At the American Vacuum Society (AVS) Mid-Atlantic Virtual Chapter Meeting in April, students competed with one another through oral presentations for a cash prize.
Two students from the Department of Electrical and Computer Engineering won top honors. The two winners were Alexander Goldstone and Zhenyi Ye — both PhD candidates in the department. The two students will have the chance to compete in the AVS International Symposium this year in Charlotte, North Carolina. Professor Qiliang Li served as the lead advisor for both presentations.
“In the wake of the discovery of graphene, the search for new and remarkable 2D materials with astounding electronic and mechanical properties has led to the fabrication of germanene, a 2D germanium allotrope similar to silicene,” says Goldstone. His presentation was titled “Analysis of various passivation species on Germanene AC and ZZ Nanoribbon physical structure and band structure.” The study indicated the engineered Germanene nanoribbons are promising for next-generation nanoelectronics.
The title of Ye’s presentation was “Embedding Learning from Odor Using Cost-effective E-Nose. Ye says that “E-nose is a device based on gas sensors that can fingerprint patterns for a specific gas. It is an emulation of a human olfactory system involving multiple technologies” This study represented significant progress in developing precise and intelligent electronic noses.
AVS is a non-profit, volunteer-driven, interdisciplinary organization that is dedicated to advancing the science and technology of vacuum, materials, surfaces, interfaces, thin films, and plasmas. The AVS supports networking among academic, industrial, government, and consulting professionals involved in a variety of disciplines.

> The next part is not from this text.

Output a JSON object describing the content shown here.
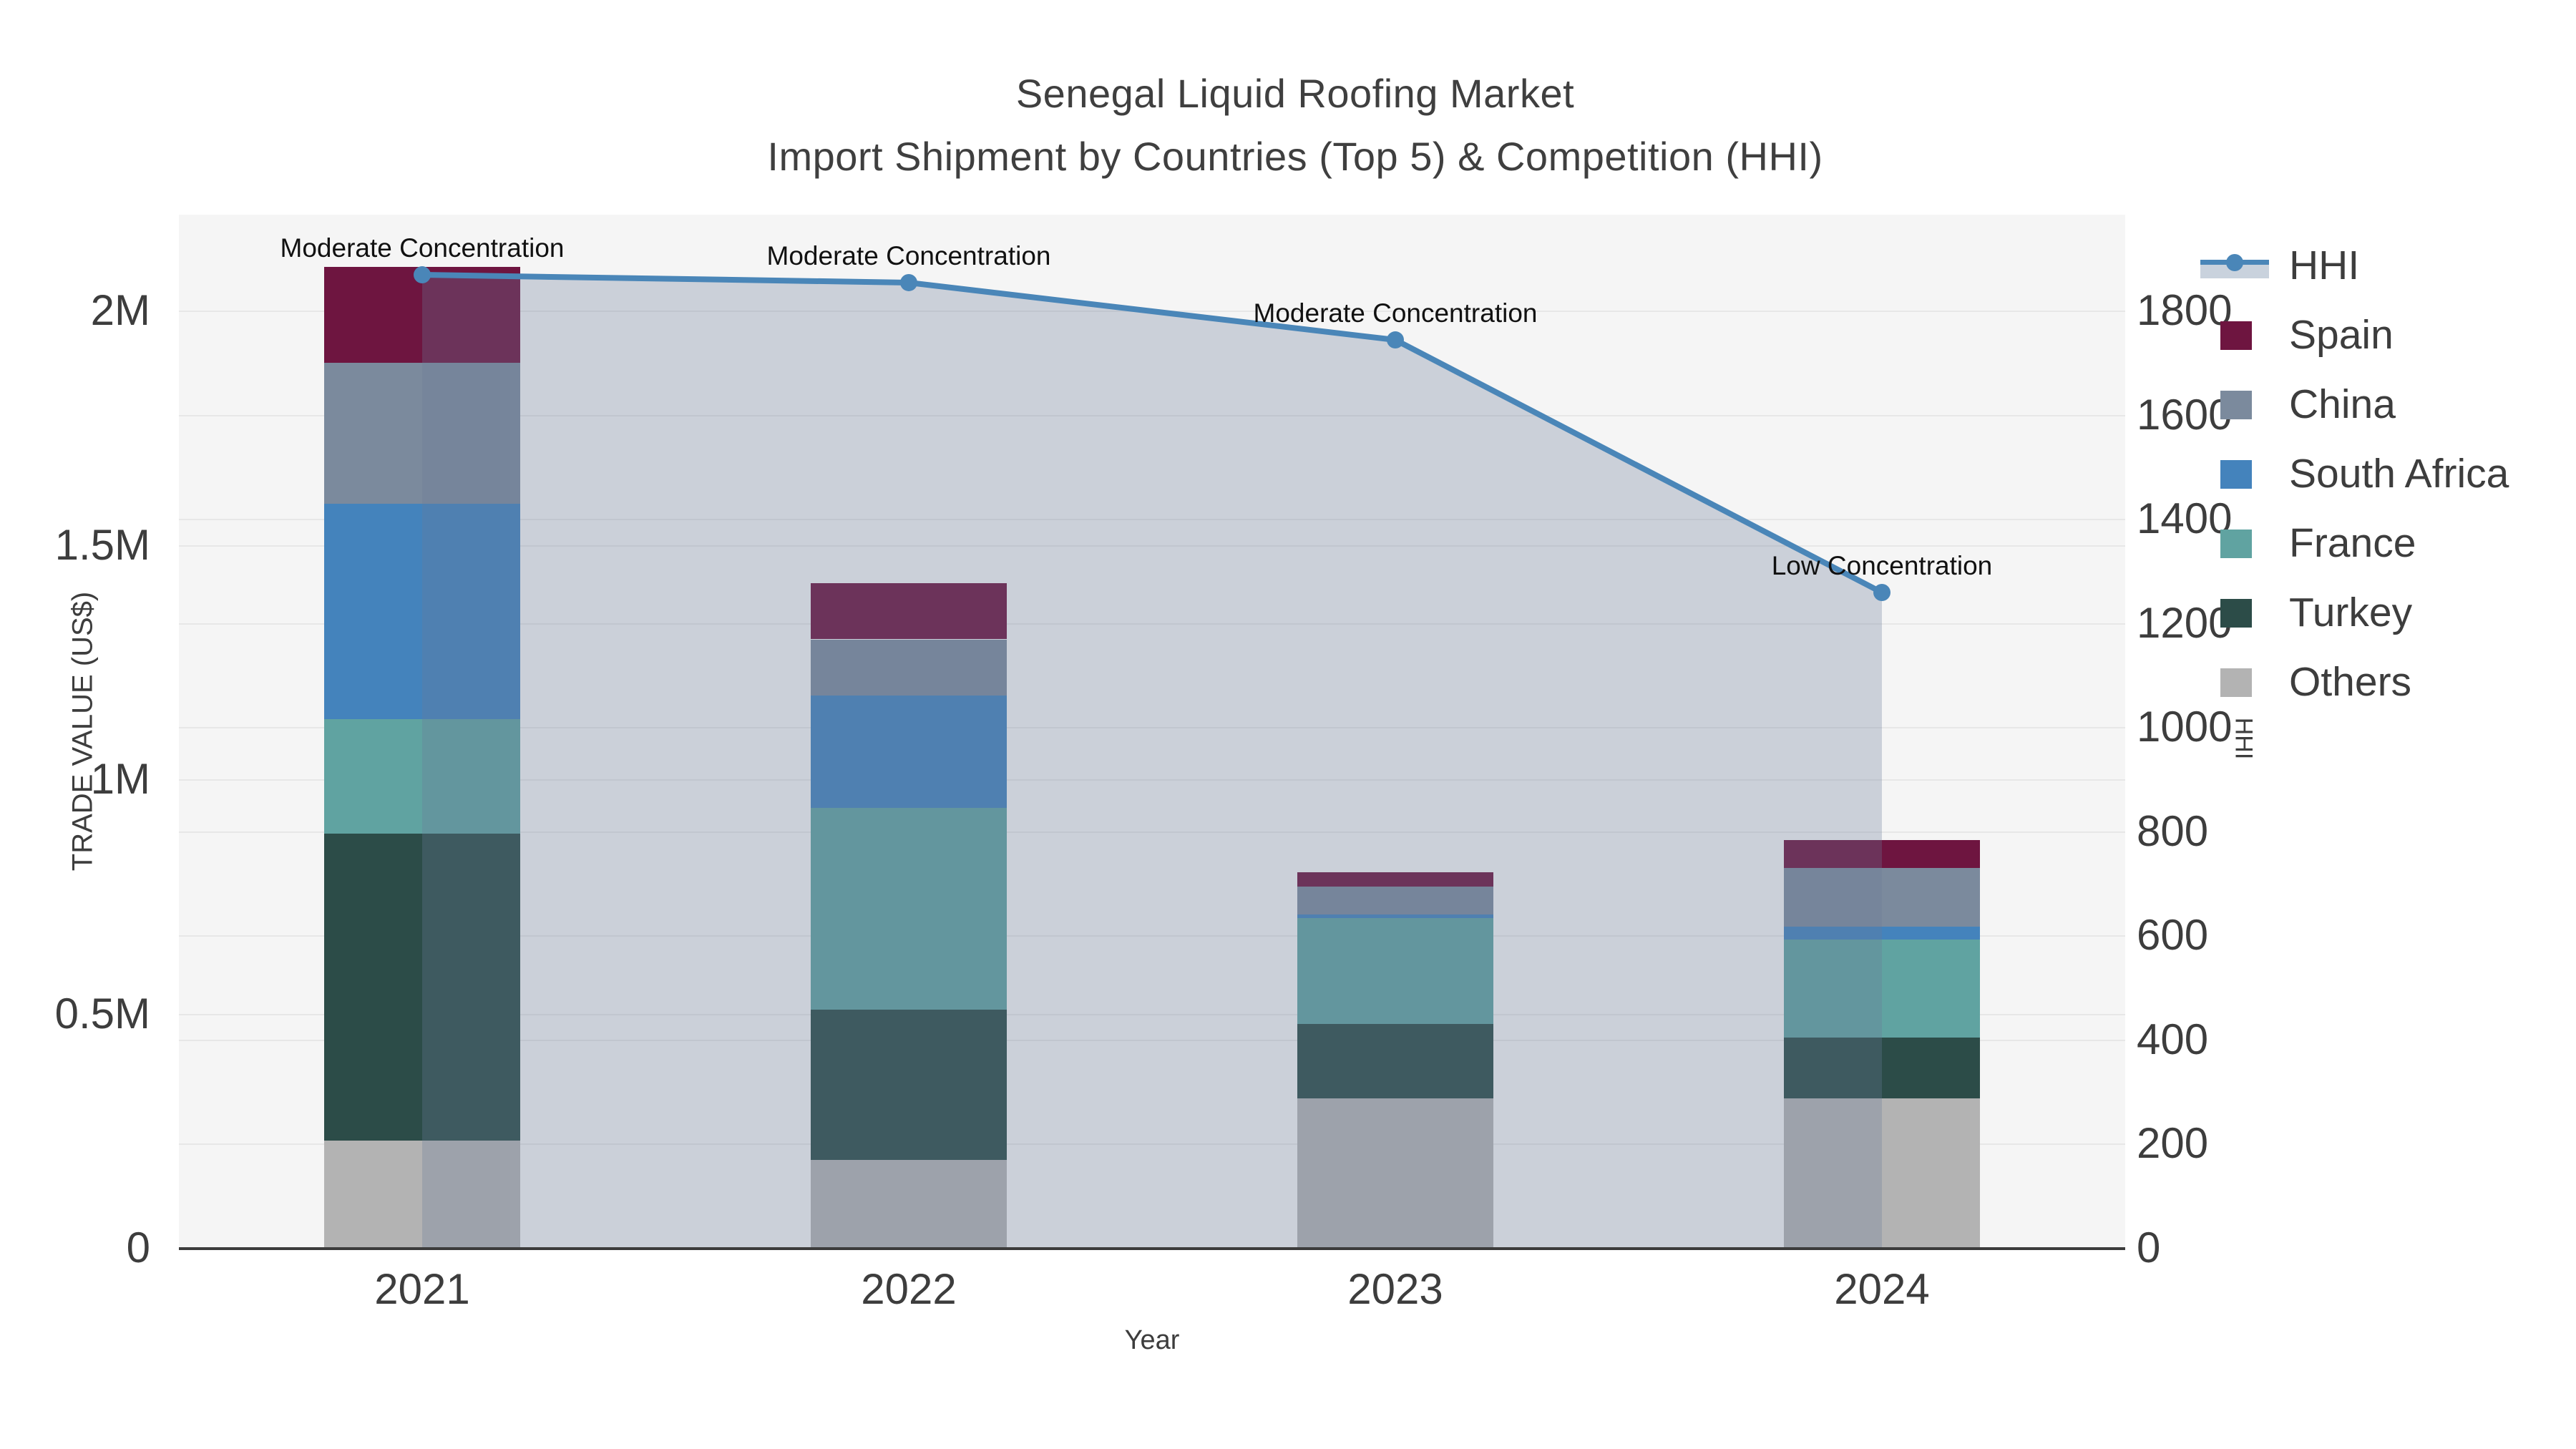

Links to the winners' full presentations:
Zhenyi Ye – 5 min highest honors
Alexander Goldstone – 5 min high honors